Weitzel said he stayed focused on his rehabilitation and was able to make it back in time to participate in a few games towards the end of the season. “I didn’t want to end my senior year without getting a couple of ticks,” he added.
By watching his highlight reel one could see that his footwork and route running ability is one of his strengths on the field. “I’m not one of those super fast guys, so when you don’t have that 4.3 speed you have to have different parts of your game to separate you amongst the best,” Weitzel said. “That’s something I take pride in, hard work, work ethic, footwork, and running crispy routes, that’s what really takes my game to the next level.”
Weitzel approaches the game with a business-like attitude. He said he really started to develop this mindset two years ago when he stopped hanging around certain people that were outside his football life. “They say sophomore to your junior year is one of the biggest transitions in becoming a man,” Weitzel said. “One of the biggest things that helped me was changing my friends, the people I was hanging around with,” he added.
“I needed to hang around people that had the same goal as me,” Weitzel said.
The decision to go to Mt. SAC was a calculated one. Weitzel said he looked up every JUCO in the country to figure out which school would be the best fit for him. “When I came across Mt. SAC it just looked like a great place to get better,” he said.
After he visited the campus he realized it was where he wanted to start his career. Weitzel said the coaches he spoke with were tremendous, and that’s what really sold it for him. Former players he spoke with also said good things about the school. “I think it was really the research for me that made me feel really good about my decision,” said Weitzel.

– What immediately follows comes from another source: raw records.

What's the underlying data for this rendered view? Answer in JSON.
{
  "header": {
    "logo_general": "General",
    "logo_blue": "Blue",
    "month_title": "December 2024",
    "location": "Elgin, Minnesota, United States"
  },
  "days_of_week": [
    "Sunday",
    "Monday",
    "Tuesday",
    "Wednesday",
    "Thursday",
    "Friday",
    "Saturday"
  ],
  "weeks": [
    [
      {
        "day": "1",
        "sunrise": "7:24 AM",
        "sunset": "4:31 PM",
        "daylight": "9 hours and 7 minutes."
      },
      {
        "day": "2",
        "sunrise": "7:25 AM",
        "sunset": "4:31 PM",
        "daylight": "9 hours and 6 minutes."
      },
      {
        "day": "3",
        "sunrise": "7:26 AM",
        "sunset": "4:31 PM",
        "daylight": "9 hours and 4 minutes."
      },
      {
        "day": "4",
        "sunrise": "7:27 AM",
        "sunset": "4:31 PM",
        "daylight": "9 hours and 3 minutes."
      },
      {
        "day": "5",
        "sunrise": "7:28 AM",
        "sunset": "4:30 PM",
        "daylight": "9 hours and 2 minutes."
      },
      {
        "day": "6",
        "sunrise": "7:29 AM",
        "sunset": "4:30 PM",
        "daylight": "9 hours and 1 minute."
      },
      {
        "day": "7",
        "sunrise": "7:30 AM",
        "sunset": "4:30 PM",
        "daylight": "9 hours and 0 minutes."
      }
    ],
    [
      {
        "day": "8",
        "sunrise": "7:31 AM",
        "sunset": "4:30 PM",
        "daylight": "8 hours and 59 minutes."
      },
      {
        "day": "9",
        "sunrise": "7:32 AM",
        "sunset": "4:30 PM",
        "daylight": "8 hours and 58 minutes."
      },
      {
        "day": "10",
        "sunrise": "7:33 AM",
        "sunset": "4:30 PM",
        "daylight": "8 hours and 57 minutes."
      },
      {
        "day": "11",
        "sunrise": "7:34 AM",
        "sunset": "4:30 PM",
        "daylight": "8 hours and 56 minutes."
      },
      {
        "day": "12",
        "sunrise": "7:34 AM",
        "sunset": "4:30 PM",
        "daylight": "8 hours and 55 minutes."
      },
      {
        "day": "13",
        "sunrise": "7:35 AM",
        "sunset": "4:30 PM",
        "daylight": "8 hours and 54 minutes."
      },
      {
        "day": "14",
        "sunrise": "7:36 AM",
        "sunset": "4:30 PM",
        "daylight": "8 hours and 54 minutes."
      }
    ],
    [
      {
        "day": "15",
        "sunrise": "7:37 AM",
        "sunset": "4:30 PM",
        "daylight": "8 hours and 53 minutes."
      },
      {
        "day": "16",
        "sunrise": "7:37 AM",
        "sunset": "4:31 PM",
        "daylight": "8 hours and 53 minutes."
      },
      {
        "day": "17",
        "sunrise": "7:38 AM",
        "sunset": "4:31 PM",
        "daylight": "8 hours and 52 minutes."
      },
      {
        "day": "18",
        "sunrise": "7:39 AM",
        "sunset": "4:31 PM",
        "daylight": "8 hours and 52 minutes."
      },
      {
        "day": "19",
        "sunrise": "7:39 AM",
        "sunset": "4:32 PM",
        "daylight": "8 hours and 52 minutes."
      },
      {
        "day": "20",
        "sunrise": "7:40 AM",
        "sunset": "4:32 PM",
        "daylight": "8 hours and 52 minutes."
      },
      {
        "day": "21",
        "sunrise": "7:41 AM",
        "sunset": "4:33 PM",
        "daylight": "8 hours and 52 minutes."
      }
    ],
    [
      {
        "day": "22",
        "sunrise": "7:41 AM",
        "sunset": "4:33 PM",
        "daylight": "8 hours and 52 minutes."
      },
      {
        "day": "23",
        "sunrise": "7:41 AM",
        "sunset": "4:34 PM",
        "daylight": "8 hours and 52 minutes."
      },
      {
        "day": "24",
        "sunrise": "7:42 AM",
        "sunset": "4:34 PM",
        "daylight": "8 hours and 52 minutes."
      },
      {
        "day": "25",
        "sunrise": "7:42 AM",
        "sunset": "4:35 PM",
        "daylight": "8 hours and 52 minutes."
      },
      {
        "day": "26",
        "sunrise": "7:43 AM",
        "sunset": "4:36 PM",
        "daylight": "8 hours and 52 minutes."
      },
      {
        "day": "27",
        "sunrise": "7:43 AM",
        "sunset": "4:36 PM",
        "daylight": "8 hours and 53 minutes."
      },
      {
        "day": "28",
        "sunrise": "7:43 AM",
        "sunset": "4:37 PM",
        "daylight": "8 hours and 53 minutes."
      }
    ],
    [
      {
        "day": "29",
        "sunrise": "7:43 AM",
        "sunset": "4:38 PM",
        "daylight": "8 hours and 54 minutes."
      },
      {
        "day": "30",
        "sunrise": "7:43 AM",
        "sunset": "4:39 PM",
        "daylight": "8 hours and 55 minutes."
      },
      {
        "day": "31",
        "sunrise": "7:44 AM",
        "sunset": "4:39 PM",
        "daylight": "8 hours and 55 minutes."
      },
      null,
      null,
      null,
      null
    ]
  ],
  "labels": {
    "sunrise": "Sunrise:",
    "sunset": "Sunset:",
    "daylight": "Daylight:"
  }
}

Weitzel’s father attended Cuesta college in San Luis Obispo, which he said influenced his decision to attend school in California. “I did want to be far away from home. I’ve lived in the same place my whole life so I wanted to travel,” said Weitzel. “I wanted to get out of Ohio.”
“I’m thankful for the opportunity I’ve been given, not a lot of people get this opportunity,” he added.
Weitzel enjoys watching professional sports and his favorite NFL team is the Baltimore Ravens. His favorite NFL player is retired wide-receiver Lance Moore. Moore is his favorite receiver because his step-dad’s brother was friends with him and because of Moore’s attention to detail when it came to route running. Weitzel also said he and his family used to have Cleveland Cavaliers season tickets when LeBron James played for them.
On game days Weitzel said he likes to listen to Shottababy, Moneybagg Yo, or Da Baby; because their vibes make him want to punch something. Look for him to make some noise once the football season begins in January.

Weitzel lines up for a snap at practice
Photo courtesy of Jalen Weitzel